Cake Doesn’t Make Up for Hate
I woke up this morning to a surprise delivery of some cake. It was from a relative I met only a few days ago; it posed as a New Year’s treat.
I don’t know when this cake was ordered by them, but I wonder if it was after they spilled a small portion of the vast ocean of hatred they have for me when I met them two days ago. This person desperately seeks understanding and approval of society in general and does more than is comfortable to even observe at times to please people. So perhaps this was a move to make me not think that they hate me, and thereby try to keep me from hating them.
You know what? I don’t have any negative emotion towards this person. When I think of them, I think of them rationally; I don’t feel rage or disgust, or even guilt, even though all their words are meant to send me into a guilt-trip and be defensive. However, I would much rather never meet them again, as I don’t think we think on the same frequency or level. It’s not that the differences in our mindsets and lifestyles clash, but my mind repels the bullshit and hypocrisy of their words, false expressions, gestures, actions — such as this person blaming me for my father’s death over and over every time we meet, yet sending me a cake only a couple of days after we met to, from what I surmise, remain in my good books.
Wow. The inconsistency is monumental. This person has had to live, I believe, their whole life in a way where they have had to reassure themselves that they are right over and over, perhaps because they weren’t listened to or supported, and were met with very little approval which they internalized. As I was leaving their house, they told me, yes, it was a long and pointless lecture I heard by them, but that they were sure that by hearing this lecture (I’ve had to bear several times since the death of my father) I too was getting something off my chest. This was repeated over and over because I wasn’t reacting or responding to it. I wanted to disagree, but I also didn’t want to elongate the conversation or my stay in this uncomfortable situation.
I remained cool and graceful — which in this context means, awkwardly silent — which I am proud of. I am incredibly glad that my attitude and emotions have been very stable and generally positive against the tumultuous waves of emotional, anger-charged words that have crashed against my ear drums. They entered my brain and were immediately sliced, diced and dissected. They were assessed as illogical and dismissed. However, I did draw lessons from them too.

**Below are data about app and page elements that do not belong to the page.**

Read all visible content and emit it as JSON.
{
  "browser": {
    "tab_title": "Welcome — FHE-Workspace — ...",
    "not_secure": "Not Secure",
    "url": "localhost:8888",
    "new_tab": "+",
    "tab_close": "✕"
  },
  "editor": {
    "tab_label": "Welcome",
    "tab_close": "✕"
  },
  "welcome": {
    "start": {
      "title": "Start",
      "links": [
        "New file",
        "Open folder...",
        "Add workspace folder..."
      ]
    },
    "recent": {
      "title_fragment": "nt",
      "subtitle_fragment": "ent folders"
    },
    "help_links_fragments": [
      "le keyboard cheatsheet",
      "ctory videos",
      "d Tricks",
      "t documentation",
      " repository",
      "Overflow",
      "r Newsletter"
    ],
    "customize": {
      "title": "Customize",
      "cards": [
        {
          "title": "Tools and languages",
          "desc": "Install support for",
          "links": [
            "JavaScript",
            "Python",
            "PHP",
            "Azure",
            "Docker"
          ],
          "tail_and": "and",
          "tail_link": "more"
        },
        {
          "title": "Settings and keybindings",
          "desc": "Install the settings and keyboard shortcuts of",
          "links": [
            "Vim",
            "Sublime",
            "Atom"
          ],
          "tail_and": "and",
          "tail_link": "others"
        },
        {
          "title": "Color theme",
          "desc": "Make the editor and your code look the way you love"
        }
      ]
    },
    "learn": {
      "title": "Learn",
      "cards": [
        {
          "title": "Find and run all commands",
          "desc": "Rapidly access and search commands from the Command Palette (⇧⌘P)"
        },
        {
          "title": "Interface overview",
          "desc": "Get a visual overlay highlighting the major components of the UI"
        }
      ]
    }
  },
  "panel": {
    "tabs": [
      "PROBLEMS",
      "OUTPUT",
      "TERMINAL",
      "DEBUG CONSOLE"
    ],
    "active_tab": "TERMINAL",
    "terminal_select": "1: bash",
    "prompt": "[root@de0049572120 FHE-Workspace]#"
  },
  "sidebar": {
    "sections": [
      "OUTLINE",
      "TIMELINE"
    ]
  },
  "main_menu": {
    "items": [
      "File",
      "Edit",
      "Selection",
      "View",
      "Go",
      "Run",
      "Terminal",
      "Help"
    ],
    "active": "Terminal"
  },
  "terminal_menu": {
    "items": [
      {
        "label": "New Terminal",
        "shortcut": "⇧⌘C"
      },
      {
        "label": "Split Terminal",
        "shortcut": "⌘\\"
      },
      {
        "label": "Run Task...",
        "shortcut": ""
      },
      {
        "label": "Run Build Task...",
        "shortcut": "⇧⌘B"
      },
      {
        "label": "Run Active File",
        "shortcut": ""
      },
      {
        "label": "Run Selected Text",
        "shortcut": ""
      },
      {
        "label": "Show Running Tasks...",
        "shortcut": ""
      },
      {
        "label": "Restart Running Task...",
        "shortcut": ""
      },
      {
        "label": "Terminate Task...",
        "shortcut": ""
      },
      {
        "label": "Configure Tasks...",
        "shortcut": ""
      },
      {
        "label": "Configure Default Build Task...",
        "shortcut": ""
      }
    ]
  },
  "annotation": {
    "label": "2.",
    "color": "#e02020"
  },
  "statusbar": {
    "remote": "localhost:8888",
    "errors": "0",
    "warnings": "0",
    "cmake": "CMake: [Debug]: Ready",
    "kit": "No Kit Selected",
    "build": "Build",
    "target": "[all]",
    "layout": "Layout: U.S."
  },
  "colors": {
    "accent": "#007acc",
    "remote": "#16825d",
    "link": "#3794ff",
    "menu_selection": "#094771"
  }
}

This person cannot move away from the past. I believe even they know that and also know that it doesn’t serve them well to dwell on what cannot be changed. I also know that I will not let them stain the peace I’m in the process of developing in me, and the strength I’m drawing from my past experiences caring for my dying father. Yet, he died on my watch unexpectedly. And I blame myself a hundred times a day for all the little moments I could have made better for him. But I don’t blame myself wholly for his death. There were too many factors, too many players, too many things involved: misinformation, fear, awkwardness, secrets, delay, segmentedness… I could go on and on. But let me stop now and call it a night.
I shared the cake with some friends as we played cards. It was all right to eat. I can’t say it was the best cake I’ve had. And I’m definitely not a child who can swallow a bit of sweet cream frosting to defecate the reality of my relatives’ hatred for me. I see it as something that is unchangeable, much like my past. I shall continue to visit them out of a sense of duty, for my father lived his live very dutifully. Some of his spirit has taken home in me, so it’s easy now for me to be at peace with doing things that are counter-productive to my mental health, like visiting these relatives. But like my father’s will and conscience, mine is clean and strong too when it comes to these matters. I have rarely internalized other’s blame before and I don’t plan on starting it now. I’ve lived too careful a life to do anything incredibly, unforgivably wrong before and that also applies to how I handled my father’s declining health. Fuck everyone who thinks otherwise. They don’t know the barely formed egg-yolk of a heart I had then, which was incapable of knowing what more to do. I shall not apologize for my ignorance for my emotional knowledge was limited by years of abuse and neglect. I am not apologetic about being a victim. What I’ve learned in hindsight I wish I’d known before and that’s sorrowful enough for my ceramic tea-cup sized heart to now hold. Hopefully it shall grow stronger and bigger. My heart, not the space taken up by my sorrow.
#Day 2 of #100daysofwritingchallenge.